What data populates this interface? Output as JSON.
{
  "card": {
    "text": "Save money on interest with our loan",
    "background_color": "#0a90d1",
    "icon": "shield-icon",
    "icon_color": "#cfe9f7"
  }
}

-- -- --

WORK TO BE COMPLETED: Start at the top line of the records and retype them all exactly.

TASK OUTPUT:
What data populates this interface? Output as JSON.
{
  "card": {
    "text": "Save money on interest with our loan",
    "background_color": "#0a90d1",
    "icon": "shield-icon",
    "icon_color": "#cfe9f7"
  }
}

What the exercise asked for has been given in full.